Plaintiff’s manual strip and body search in prison for a missing syringe was reasonable. Parker v. Woods, 2020 U.S. App. LEXIS 36359 (5th Cir. Nov. 19, 2020):
Not a search claim: Admission of jail telephone calls didn’t undermine the presumption of innocence. Defendant wouldn’t stipulate to authenticity so the government had to establish the source of the calls. United States v. Arayatanon, 2020 U.S. App. LEXIS 35922 … Continue reading
Officers had the requisite degree of suspicion for a strip search at the jail for a misdemeanor. He had suspicions there was something amiss with defendant’s unusual small talk, but, coupled with the facts, added up. Reagan v. State, 2020 … Continue reading
D.S.D.: Seizure of work product from def’s jail cell for witness tampering was reasonable and run through a taint team
The search of defendant’s jail cell for evidence of witness tampering in his “work product” was reasonable, and the government used a taint team to segregate it. “The government’s conduct in this case was neither ill-conceived nor outrageous. It must … Continue reading
CA9: Prison visitor should be allowed to avoid a strip search based on RS by being permitted to leave
A prison visitor has the right to leave a prison to avoid a strip search based on reasonable suspicion as a condition of entry. Qualified immunity, however, is granted because the right was not well established before this case.

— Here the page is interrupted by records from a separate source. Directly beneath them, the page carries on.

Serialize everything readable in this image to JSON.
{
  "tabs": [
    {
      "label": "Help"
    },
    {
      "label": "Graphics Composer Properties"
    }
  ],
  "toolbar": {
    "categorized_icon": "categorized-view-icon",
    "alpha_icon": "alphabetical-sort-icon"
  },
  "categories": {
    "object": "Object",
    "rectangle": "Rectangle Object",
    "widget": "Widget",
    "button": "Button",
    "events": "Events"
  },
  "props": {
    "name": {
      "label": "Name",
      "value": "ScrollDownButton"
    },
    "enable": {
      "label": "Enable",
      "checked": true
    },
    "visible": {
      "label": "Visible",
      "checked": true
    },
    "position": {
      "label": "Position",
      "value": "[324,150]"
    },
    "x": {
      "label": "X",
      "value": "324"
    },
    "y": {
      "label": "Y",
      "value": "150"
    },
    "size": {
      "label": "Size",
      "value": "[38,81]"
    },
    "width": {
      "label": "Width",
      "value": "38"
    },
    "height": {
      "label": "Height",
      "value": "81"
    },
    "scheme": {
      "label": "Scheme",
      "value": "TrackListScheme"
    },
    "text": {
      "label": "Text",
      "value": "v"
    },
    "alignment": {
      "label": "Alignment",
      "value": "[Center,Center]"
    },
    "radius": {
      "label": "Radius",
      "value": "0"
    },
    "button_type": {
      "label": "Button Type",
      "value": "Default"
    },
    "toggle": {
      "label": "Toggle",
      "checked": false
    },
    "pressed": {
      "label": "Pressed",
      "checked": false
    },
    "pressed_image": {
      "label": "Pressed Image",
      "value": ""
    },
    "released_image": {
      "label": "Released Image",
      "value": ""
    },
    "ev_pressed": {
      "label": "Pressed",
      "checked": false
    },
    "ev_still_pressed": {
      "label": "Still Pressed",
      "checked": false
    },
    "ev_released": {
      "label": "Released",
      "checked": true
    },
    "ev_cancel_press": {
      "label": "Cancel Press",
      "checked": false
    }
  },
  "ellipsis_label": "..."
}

Cates … Continue reading
MA: SW affidavit showed inference def’s house was base of operation for drug operation, and that’s nexus
The affidavit for search warrant here raised more than an inference that defendant’s home was used as a base of operations for his drug dealing enterprise, and that was nexus. Commonwealth v. Andre-Fields, 2020 Mass. App. LEXIS 145 (Sept. 23, … Continue reading
Strip searches of inmates coming into the county jail without reasonable suspicion the detainee had contraband or weapons were valid under Florence and under the state constitution. “Plaintiffs have not demonstrated the strip searches at issue are not reasonably related … Continue reading
M.D.Fla.: Civilly committed sexually violent predator was effectively in prison for his 4A claim against room search
“Spaulding is civilly committed to the Florida Civil Commitment Center (‘FCCC’) under the Sexual Violent Predators Act” and his Xbox and blu-ray player were seized because having them wasn’t appropriate for his custody level. His due process and Fourth Amendment … Continue reading
CA5: Search for ptf’s ID was reasonable when she refused to ID self and was charged with obstruction
The search of plaintiff’s wallet for her ID was reasonable when she refused to identify herself when stalled on an interstate highway. A search of the car for her wallet and then the search of the wallet was thus reasonable … Continue reading